Component data from apps and pages:
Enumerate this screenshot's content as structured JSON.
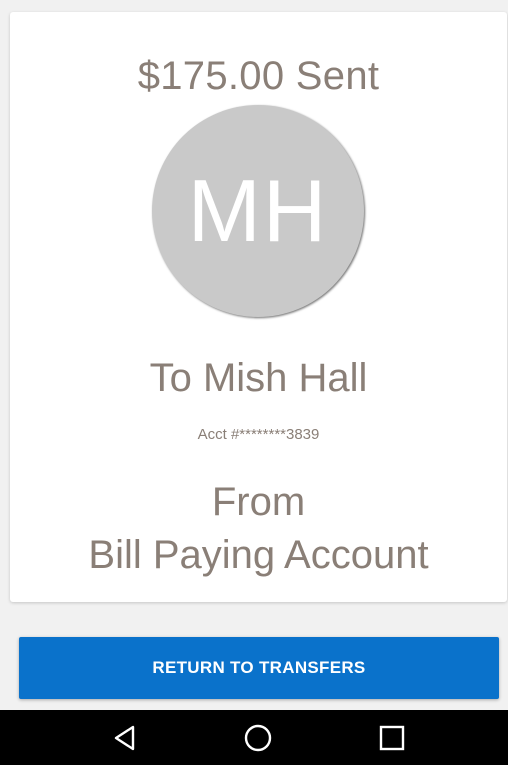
{
  "transfer": {
    "amount_text": "$175.00 Sent",
    "avatar_initials": "MH",
    "recipient_text": "To Mish Hall",
    "account_text": "Acct #********3839",
    "from_label": "From",
    "from_account": "Bill Paying Account"
  },
  "actions": {
    "return_label": "RETURN TO TRANSFERS"
  },
  "navigation": {
    "back_icon": "back-triangle-icon",
    "home_icon": "home-circle-icon",
    "recent_icon": "recent-apps-square-icon"
  },
  "colors": {
    "text": "#8a7f77",
    "avatar": "#c9c9c9",
    "primary_button": "#0a72cb",
    "background": "#f1f1f1",
    "navbar": "#000000"
  }
}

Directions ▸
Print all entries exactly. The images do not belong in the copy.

Solution ▸
Enumerate this screenshot's content as structured JSON.
{
  "transfer": {
    "amount_text": "$175.00 Sent",
    "avatar_initials": "MH",
    "recipient_text": "To Mish Hall",
    "account_text": "Acct #********3839",
    "from_label": "From",
    "from_account": "Bill Paying Account"
  },
  "actions": {
    "return_label": "RETURN TO TRANSFERS"
  },
  "navigation": {
    "back_icon": "back-triangle-icon",
    "home_icon": "home-circle-icon",
    "recent_icon": "recent-apps-square-icon"
  },
  "colors": {
    "text": "#8a7f77",
    "avatar": "#c9c9c9",
    "primary_button": "#0a72cb",
    "background": "#f1f1f1",
    "navbar": "#000000"
  }
}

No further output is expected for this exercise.